## Work request
Output the data once more, exactly as given.

## Dataset excerpts
•••••

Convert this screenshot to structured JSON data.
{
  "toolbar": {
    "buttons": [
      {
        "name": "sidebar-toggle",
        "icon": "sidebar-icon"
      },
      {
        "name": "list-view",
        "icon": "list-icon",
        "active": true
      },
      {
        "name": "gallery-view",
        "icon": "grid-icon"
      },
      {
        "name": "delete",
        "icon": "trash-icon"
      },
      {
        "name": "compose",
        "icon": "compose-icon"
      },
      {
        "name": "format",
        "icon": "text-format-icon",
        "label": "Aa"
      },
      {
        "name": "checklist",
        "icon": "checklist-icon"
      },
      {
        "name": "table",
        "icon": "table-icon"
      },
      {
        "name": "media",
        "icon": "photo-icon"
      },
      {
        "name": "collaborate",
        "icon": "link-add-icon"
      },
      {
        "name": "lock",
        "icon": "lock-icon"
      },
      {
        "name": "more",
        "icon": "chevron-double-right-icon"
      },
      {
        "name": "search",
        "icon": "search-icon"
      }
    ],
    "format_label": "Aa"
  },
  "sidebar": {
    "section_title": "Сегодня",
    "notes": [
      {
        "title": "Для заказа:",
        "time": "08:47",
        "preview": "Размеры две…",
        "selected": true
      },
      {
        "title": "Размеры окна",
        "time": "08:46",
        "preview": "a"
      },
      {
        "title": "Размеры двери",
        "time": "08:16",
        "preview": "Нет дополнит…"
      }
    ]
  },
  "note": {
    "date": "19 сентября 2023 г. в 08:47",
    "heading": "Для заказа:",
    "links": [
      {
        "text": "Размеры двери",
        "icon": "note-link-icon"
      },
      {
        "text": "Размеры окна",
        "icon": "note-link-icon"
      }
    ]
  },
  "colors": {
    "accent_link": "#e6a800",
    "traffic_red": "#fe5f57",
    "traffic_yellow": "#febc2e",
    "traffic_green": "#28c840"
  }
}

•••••

## Response to this task
Convert this screenshot to structured JSON data.
{
  "toolbar": {
    "buttons": [
      {
        "name": "sidebar-toggle",
        "icon": "sidebar-icon"
      },
      {
        "name": "list-view",
        "icon": "list-icon",
        "active": true
      },
      {
        "name": "gallery-view",
        "icon": "grid-icon"
      },
      {
        "name": "delete",
        "icon": "trash-icon"
      },
      {
        "name": "compose",
        "icon": "compose-icon"
      },
      {
        "name": "format",
        "icon": "text-format-icon",
        "label": "Aa"
      },
      {
        "name": "checklist",
        "icon": "checklist-icon"
      },
      {
        "name": "table",
        "icon": "table-icon"
      },
      {
        "name": "media",
        "icon": "photo-icon"
      },
      {
        "name": "collaborate",
        "icon": "link-add-icon"
      },
      {
        "name": "lock",
        "icon": "lock-icon"
      },
      {
        "name": "more",
        "icon": "chevron-double-right-icon"
      },
      {
        "name": "search",
        "icon": "search-icon"
      }
    ],
    "format_label": "Aa"
  },
  "sidebar": {
    "section_title": "Сегодня",
    "notes": [
      {
        "title": "Для заказа:",
        "time": "08:47",
        "preview": "Размеры две…",
        "selected": true
      },
      {
        "title": "Размеры окна",
        "time": "08:46",
        "preview": "a"
      },
      {
        "title": "Размеры двери",
        "time": "08:16",
        "preview": "Нет дополнит…"
      }
    ]
  },
  "note": {
    "date": "19 сентября 2023 г. в 08:47",
    "heading": "Для заказа:",
    "links": [
      {
        "text": "Размеры двери",
        "icon": "note-link-icon"
      },
      {
        "text": "Размеры окна",
        "icon": "note-link-icon"
      }
    ]
  },
  "colors": {
    "accent_link": "#e6a800",
    "traffic_red": "#fe5f57",
    "traffic_yellow": "#febc2e",
    "traffic_green": "#28c840"
  }
}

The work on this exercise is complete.